— ABOUT THIS EXERCISE —
Below are records; state how many of their lines hold the word "Nubes", and give only the figure.
╭─ RECORDS FOR THE EXERCISE
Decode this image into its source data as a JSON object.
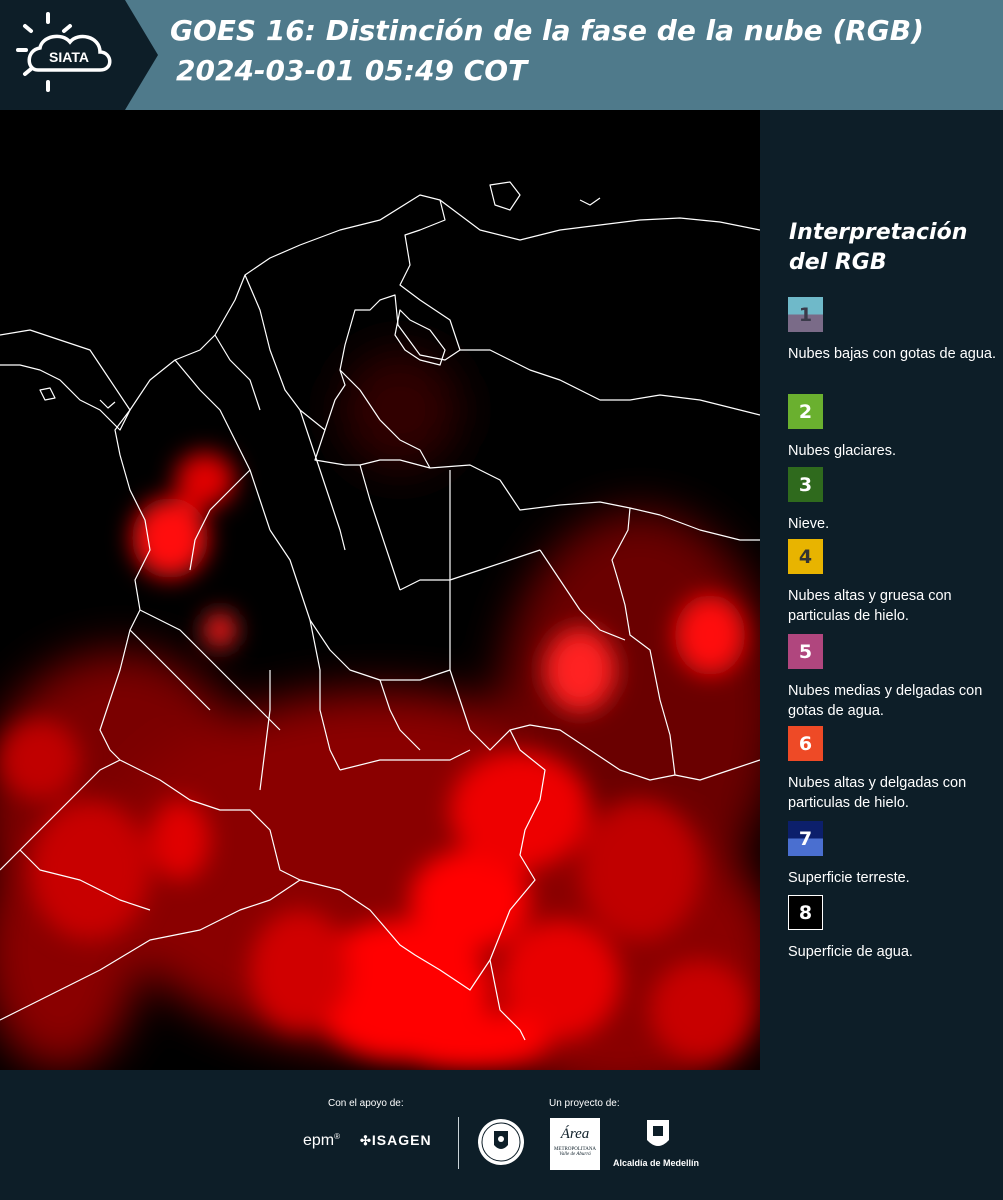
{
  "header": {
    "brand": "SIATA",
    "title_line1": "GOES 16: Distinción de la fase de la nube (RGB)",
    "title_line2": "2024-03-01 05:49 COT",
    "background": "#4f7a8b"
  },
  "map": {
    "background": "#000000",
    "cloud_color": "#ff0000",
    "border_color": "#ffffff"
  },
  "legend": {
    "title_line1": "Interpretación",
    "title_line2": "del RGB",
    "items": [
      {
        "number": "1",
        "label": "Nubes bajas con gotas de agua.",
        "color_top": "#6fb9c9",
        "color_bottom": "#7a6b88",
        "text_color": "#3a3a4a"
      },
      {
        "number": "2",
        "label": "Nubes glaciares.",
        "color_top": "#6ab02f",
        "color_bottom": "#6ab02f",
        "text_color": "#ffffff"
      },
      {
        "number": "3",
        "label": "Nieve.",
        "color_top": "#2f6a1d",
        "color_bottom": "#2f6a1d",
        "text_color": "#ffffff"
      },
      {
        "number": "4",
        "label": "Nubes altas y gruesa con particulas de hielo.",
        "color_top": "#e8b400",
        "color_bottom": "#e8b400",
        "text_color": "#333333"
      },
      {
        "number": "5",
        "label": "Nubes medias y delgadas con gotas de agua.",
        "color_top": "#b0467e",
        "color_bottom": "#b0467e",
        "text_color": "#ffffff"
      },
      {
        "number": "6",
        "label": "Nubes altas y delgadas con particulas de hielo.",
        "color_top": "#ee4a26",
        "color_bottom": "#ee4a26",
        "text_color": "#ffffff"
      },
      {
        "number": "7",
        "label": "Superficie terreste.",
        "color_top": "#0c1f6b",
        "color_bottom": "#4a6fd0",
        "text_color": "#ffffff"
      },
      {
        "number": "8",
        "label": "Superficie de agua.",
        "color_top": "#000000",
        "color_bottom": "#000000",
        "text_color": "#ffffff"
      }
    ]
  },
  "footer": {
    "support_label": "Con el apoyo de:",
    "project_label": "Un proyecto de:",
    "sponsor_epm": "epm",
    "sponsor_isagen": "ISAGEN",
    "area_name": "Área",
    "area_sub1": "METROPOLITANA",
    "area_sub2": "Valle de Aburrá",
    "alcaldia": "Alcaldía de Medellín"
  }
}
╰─
— ANSWER TO THE EXERCISE —
5